(Collected data)
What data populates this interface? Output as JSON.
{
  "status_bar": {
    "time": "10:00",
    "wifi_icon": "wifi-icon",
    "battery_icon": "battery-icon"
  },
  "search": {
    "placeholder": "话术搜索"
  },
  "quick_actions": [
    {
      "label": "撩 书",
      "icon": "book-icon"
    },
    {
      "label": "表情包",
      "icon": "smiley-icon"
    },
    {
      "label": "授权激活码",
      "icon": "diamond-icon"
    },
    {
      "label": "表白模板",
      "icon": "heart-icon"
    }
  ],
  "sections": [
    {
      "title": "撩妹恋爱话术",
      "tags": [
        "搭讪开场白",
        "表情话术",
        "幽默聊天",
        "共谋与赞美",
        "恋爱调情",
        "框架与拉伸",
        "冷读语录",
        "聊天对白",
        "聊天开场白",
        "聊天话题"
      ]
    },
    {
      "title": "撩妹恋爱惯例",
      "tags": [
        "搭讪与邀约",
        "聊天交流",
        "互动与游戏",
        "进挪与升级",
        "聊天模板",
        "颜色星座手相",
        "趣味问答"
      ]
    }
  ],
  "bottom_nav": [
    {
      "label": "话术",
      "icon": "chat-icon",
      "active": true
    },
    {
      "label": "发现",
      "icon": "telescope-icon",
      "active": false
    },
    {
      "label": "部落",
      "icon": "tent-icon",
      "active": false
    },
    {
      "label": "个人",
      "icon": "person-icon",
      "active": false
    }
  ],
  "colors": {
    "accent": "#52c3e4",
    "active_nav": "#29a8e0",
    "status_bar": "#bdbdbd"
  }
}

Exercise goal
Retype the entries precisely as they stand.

Answer for the task
What data populates this interface? Output as JSON.
{
  "status_bar": {
    "time": "10:00",
    "wifi_icon": "wifi-icon",
    "battery_icon": "battery-icon"
  },
  "search": {
    "placeholder": "话术搜索"
  },
  "quick_actions": [
    {
      "label": "撩 书",
      "icon": "book-icon"
    },
    {
      "label": "表情包",
      "icon": "smiley-icon"
    },
    {
      "label": "授权激活码",
      "icon": "diamond-icon"
    },
    {
      "label": "表白模板",
      "icon": "heart-icon"
    }
  ],
  "sections": [
    {
      "title": "撩妹恋爱话术",
      "tags": [
        "搭讪开场白",
        "表情话术",
        "幽默聊天",
        "共谋与赞美",
        "恋爱调情",
        "框架与拉伸",
        "冷读语录",
        "聊天对白",
        "聊天开场白",
        "聊天话题"
      ]
    },
    {
      "title": "撩妹恋爱惯例",
      "tags": [
        "搭讪与邀约",
        "聊天交流",
        "互动与游戏",
        "进挪与升级",
        "聊天模板",
        "颜色星座手相",
        "趣味问答"
      ]
    }
  ],
  "bottom_nav": [
    {
      "label": "话术",
      "icon": "chat-icon",
      "active": true
    },
    {
      "label": "发现",
      "icon": "telescope-icon",
      "active": false
    },
    {
      "label": "部落",
      "icon": "tent-icon",
      "active": false
    },
    {
      "label": "个人",
      "icon": "person-icon",
      "active": false
    }
  ],
  "colors": {
    "accent": "#52c3e4",
    "active_nav": "#29a8e0",
    "status_bar": "#bdbdbd"
  }
}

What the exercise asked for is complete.